BEGIN Data supplied

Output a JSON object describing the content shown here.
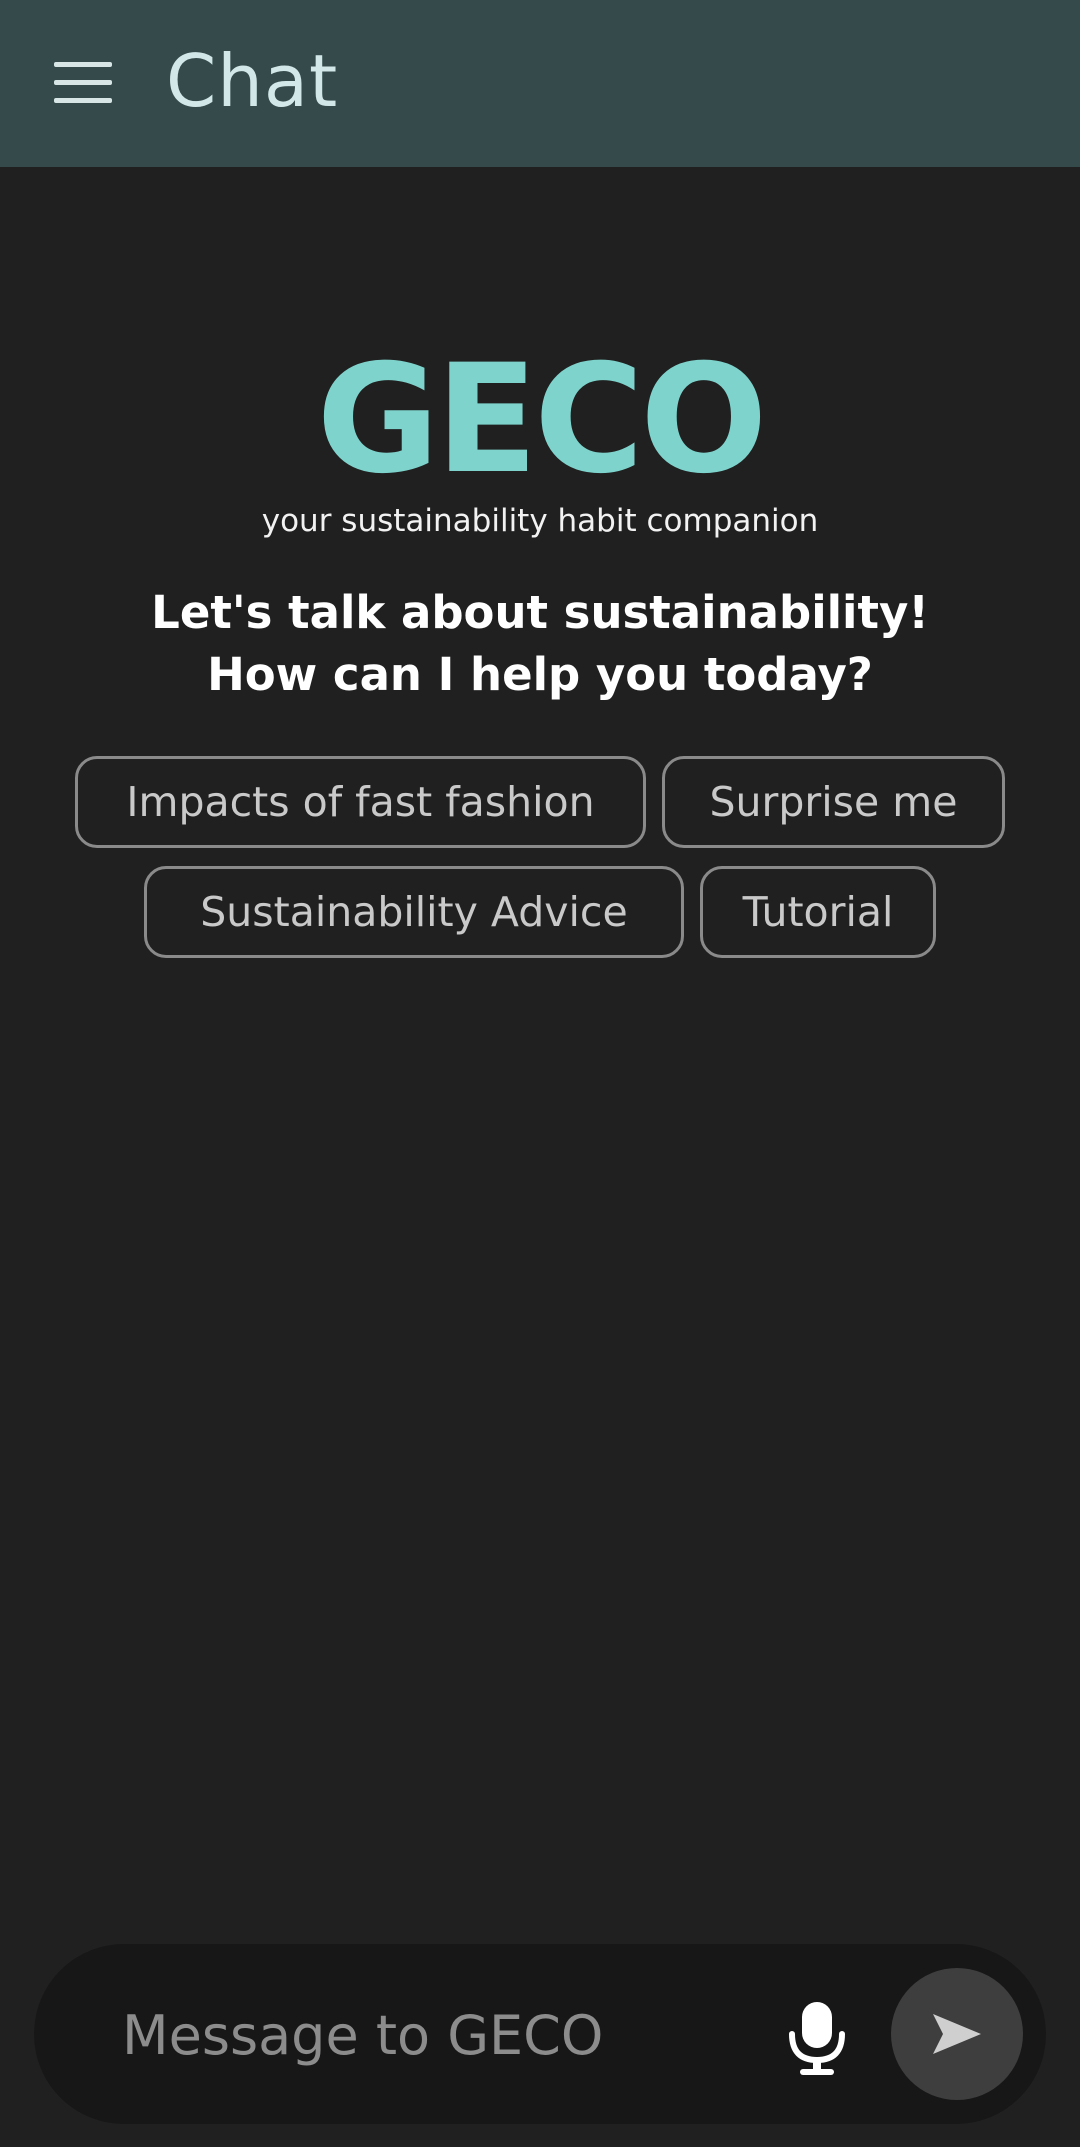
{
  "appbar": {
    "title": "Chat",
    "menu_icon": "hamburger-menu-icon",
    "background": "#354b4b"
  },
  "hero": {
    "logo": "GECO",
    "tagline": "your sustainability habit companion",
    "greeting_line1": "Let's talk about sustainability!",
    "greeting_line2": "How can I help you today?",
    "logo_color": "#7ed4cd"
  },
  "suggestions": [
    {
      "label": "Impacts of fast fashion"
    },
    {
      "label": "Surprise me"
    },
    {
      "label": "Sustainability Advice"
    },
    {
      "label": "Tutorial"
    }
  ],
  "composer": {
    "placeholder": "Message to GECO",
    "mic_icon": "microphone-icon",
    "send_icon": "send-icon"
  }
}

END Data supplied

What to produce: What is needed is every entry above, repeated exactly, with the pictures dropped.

Exercise solution:
Output a JSON object describing the content shown here.
{
  "appbar": {
    "title": "Chat",
    "menu_icon": "hamburger-menu-icon",
    "background": "#354b4b"
  },
  "hero": {
    "logo": "GECO",
    "tagline": "your sustainability habit companion",
    "greeting_line1": "Let's talk about sustainability!",
    "greeting_line2": "How can I help you today?",
    "logo_color": "#7ed4cd"
  },
  "suggestions": [
    {
      "label": "Impacts of fast fashion"
    },
    {
      "label": "Surprise me"
    },
    {
      "label": "Sustainability Advice"
    },
    {
      "label": "Tutorial"
    }
  ],
  "composer": {
    "placeholder": "Message to GECO",
    "mic_icon": "microphone-icon",
    "send_icon": "send-icon"
  }
}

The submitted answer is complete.